Many company administrators and IT leaders believe that their enterprise’s security system is infallible, and will be able to detect any threat that comes their way. While many businesses have multi-layered, advanced protection technology in place, when it comes to an infection or cyber attack, the rule of thumb is to never say never.
Different organizations are attractive targets for cybercriminals for a variety of different reasons: the information they store is valuable, they are being used as a middle point to attack another group, hackers are simply attempting to siphon funds, the list goes on. But imagine if a black hat was able to slip into an enterprise network undetected and remain there for a considerable amount of time. Just consider the damage that could be done and the information compromised, all while the business carries on as usual without recognizing the threat.
When a company has been the victim of an advanced persistent threat, this is exactly what takes place. Oftentimes, even the most extensive security systems are unable to identify and alert key employees to the presence of an APT. Therefore, IT administrators and engineers must understand what to look for in order to effectively recognize the launch of an APT, or an existing one within the network. With this knowledge, the enterprise is better prepared to deal with an attack when and if one takes place, and prevent them in the future.
Who is a target for an APT?
The first step in prevention is to understand what puts a specific organization at risk for an APT attack. According to Security Magazine contributor Trevor Kennedy, some industries have historically been the focus for APT intrusions, including government groups, oil and energy companies, broadcasters or those in the power generation sector. This, however, does not mean that businesses outside of these industries are safe.
Kennedy noted that there are several situations in which a company could be targeted for an APT attack, including when they are a third-party provider for another, higher-profile organization. Oftentimes, hackers will leverage external third parties as a stepping stone to reach the target organization. For example, in the well-known Target breach, cybercriminals first targeted the HVAC company the retailer had contracted, infiltrating this provider to gain the credentials and information needed to attack the retail chain.
How can I tell if an APT attack has taken place?
It is imperative that key IT staff know what types of activity can signal the presence of an APT within the network. By identifying the first signs of an intrusion, the IT team can work to respond to the threat and mitigate its damages.
InfoWorld contributor and security adviser Roger Grimes noted that there are a few main signs IT leaders can look for to determine if they’ve been hit with an APT.
“Because APT hackers use different techniques from ordinary hackers, they leave behind different signs,” Grimes wrote.
These signs include:
- An increase in log-ons from accounts with higher privileges late at night: Grimes noted that oftentimes, APT attackers will breach an authentication database and target the credentials with the highest permissions. An increase in these log-ins long after the business has closed for the day can signal the presence of an APT hacker.
- Backdoor Trojans: Hackers leveraging APTs tend to deploy backdoor Trojans to ensure that even if they credentials they’ve stolen are changed, they can always get back into the network if they choose. The presence of widespread backdoor Trojan programs are one of the leading signs of APT infection.

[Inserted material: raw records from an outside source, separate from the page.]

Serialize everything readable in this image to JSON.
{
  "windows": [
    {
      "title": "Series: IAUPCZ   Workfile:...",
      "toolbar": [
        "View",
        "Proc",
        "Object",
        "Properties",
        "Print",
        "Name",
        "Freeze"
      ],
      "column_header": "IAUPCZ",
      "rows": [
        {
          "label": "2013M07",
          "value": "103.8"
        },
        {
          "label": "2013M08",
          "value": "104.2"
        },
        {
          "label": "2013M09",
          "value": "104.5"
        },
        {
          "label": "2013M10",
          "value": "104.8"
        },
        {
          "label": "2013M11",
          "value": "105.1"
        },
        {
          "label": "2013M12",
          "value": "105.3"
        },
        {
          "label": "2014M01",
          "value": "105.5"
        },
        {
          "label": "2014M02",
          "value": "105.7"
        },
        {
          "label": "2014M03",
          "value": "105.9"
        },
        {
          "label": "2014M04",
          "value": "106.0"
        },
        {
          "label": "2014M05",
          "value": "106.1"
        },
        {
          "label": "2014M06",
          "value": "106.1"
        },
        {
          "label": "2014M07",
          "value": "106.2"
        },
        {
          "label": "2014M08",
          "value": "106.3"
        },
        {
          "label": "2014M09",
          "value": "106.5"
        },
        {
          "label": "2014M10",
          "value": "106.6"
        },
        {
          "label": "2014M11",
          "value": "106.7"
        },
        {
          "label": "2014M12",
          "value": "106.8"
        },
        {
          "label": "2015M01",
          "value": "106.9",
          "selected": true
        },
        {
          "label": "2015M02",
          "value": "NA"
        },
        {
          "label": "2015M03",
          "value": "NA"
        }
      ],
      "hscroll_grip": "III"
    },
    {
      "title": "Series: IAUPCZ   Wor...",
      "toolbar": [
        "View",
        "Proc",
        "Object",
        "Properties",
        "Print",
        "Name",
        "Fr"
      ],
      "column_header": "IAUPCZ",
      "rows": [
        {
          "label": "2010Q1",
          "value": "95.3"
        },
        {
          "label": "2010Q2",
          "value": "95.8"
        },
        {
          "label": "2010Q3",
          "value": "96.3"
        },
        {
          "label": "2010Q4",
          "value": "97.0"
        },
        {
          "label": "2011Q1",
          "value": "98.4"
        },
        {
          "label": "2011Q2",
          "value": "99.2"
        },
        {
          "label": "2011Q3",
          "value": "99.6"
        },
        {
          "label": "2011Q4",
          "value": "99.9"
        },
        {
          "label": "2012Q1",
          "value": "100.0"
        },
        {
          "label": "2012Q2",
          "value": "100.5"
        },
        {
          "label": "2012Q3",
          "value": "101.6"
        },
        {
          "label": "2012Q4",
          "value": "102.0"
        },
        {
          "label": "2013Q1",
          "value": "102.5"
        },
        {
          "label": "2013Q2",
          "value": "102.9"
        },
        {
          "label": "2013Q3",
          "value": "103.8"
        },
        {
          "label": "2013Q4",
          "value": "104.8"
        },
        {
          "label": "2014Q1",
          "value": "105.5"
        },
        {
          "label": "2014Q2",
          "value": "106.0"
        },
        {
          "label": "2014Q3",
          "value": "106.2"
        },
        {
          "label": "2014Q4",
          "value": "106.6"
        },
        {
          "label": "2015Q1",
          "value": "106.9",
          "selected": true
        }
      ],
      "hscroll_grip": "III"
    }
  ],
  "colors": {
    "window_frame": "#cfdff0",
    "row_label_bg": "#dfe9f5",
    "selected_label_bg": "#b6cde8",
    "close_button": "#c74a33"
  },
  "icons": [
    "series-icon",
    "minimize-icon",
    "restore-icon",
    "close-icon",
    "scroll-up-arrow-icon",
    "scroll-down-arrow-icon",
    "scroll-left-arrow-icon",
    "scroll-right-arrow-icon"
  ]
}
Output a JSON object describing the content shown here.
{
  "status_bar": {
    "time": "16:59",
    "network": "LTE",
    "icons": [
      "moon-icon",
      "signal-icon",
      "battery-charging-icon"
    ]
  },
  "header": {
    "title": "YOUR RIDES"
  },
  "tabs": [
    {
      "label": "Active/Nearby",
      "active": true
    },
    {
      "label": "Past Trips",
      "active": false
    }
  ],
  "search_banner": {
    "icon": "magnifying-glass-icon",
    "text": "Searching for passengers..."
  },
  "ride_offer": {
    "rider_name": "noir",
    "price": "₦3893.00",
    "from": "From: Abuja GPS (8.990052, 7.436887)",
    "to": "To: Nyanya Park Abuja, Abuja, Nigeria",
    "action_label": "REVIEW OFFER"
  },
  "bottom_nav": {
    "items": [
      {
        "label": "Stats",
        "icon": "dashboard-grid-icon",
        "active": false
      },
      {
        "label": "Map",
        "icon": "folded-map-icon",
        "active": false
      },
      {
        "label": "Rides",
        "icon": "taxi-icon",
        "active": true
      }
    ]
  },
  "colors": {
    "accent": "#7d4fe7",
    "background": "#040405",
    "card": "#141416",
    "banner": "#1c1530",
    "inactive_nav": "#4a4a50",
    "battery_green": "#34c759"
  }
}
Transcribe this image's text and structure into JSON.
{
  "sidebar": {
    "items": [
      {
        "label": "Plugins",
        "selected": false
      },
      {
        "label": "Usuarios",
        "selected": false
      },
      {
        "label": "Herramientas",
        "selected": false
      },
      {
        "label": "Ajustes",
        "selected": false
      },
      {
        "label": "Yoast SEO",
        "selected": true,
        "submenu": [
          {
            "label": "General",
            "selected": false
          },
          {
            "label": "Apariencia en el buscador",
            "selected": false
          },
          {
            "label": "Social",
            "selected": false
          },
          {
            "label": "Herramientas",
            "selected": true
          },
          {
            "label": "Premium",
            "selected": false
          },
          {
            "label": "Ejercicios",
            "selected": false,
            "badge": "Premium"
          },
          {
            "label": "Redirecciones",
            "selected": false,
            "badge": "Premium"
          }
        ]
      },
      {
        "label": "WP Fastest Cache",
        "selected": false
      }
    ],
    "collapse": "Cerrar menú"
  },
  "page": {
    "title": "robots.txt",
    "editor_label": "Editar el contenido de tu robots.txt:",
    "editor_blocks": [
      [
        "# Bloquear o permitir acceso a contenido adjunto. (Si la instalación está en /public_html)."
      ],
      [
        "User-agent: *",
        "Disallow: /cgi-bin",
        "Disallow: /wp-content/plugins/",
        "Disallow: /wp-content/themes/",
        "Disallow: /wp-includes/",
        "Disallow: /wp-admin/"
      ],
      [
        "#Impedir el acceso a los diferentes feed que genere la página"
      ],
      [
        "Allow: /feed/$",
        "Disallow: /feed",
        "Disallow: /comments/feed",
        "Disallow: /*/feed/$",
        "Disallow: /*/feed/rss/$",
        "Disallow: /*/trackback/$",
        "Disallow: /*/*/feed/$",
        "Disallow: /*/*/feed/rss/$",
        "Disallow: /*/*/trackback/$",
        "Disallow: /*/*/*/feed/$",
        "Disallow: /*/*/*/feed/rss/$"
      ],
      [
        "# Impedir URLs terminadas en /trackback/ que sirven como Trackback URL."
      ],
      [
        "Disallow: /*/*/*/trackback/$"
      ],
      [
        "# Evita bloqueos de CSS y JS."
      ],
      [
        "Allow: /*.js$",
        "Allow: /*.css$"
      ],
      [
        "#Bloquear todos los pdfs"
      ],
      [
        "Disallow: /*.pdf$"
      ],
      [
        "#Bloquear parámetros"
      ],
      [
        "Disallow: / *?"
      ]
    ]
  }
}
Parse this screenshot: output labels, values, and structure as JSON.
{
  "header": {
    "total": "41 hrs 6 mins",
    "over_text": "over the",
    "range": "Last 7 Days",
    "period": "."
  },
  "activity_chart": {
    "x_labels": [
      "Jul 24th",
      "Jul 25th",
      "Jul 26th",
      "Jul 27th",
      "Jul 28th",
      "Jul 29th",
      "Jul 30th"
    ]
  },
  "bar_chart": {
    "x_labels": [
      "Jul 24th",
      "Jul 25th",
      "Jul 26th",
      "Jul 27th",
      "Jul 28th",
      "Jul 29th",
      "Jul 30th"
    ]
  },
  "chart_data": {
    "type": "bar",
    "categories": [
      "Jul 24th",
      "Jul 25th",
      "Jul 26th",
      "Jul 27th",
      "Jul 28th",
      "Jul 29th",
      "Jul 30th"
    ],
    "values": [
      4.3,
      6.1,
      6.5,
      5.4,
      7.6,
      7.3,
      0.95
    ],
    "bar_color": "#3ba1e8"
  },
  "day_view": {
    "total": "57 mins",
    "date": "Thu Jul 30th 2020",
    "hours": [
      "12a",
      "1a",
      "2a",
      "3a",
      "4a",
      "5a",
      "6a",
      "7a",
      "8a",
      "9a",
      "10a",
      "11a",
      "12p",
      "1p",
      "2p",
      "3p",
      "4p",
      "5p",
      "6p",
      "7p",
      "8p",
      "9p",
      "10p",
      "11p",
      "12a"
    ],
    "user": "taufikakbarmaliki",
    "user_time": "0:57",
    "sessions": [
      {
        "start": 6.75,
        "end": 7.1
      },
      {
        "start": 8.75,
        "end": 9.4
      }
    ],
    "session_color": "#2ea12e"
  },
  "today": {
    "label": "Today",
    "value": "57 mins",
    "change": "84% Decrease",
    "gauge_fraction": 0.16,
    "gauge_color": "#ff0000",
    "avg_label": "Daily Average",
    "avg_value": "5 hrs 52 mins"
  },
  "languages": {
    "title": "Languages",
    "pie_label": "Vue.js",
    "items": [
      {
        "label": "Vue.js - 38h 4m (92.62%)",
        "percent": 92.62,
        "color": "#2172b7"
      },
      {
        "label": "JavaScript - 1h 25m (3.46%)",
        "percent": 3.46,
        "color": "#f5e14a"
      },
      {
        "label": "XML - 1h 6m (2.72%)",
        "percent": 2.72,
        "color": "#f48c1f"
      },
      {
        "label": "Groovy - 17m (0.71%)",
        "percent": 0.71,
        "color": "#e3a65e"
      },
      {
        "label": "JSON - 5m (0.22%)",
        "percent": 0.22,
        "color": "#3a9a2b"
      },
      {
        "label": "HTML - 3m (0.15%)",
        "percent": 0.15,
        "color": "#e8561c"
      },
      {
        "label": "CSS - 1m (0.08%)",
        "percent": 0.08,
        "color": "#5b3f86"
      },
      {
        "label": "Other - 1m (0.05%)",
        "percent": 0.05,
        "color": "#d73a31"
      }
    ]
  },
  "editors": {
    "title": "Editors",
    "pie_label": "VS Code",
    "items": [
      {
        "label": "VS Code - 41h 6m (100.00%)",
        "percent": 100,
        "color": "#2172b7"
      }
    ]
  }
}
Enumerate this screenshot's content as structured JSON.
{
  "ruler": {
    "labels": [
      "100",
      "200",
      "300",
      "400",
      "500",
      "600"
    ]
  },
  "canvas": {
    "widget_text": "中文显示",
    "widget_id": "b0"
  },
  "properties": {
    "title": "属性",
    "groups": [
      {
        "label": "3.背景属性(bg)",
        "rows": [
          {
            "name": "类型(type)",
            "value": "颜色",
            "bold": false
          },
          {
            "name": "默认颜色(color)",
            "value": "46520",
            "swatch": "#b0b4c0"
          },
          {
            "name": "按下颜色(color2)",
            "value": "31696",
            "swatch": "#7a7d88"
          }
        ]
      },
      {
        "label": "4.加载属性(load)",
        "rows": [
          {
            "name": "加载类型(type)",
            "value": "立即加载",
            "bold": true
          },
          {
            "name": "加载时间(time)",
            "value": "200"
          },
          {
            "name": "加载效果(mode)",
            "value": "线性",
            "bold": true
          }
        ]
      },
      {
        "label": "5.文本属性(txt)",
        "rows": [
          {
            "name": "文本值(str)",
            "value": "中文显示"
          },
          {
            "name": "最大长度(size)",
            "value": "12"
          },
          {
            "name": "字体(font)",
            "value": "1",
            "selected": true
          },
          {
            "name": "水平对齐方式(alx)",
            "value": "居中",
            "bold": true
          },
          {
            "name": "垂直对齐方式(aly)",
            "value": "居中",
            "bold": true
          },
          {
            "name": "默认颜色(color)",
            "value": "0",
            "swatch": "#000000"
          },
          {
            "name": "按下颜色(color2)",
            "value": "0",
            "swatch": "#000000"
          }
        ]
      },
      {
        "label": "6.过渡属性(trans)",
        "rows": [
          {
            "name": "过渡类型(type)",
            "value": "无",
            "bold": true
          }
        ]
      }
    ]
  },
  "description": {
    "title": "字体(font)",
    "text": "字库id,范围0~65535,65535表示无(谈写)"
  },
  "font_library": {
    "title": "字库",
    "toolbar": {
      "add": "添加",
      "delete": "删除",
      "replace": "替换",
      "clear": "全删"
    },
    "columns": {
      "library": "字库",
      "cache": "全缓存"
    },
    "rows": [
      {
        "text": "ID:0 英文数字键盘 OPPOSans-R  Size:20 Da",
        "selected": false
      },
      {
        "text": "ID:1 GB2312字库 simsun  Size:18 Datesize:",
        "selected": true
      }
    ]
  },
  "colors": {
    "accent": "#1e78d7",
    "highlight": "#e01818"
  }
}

- Suspicious information flows: Grimes noted that one of the best ways to identify an APT is to check for large, unexpected information flows from internal network points to other internal or external machines. In order to best recognize these information flows, the IT team must have a deep understanding of the network’s typical information flows so they can spot the differences.
- Unexpected data bundles: Similar to information flows, atypical data bundles can also signal an APT attack.
“Look for large (we’re talking gigabytes, not megabytes) chunks of data appearing in places where that data should not be, especially if compressed in archived formats not normally used by your company,” Grimes advised.
- Pass-the-hash hacking tools: Grimes noted that while not all APTs utilize pass-the-hash hacking tools, they do creep up somewhat often. Additionally, many hackers forget to delete these tools, so their emergence in the network is some of the surest, most concrete evidence of attack.
Understanding current threats: Knowledge is power
Overall, one of the best ways to identify and help prevent an APT intrusion is with knowledge about current threats and a full understanding of regular activity taking place in the network. When the IT team has a baseline of network occurrences and can efficiently identify activity that is suspicious or out of the ordinary, they can work quickly to adapt protection and prevent further intrusion.
In addition, having knowledge about the latest threats being currently utilized by hackers can bolster these prevention efforts. Grimes noted that not all APTs will have the same symptoms, so knowing what the latest threat looks like and how it will act within the network is one of the best ways to recognize and stop an attack in its tracks.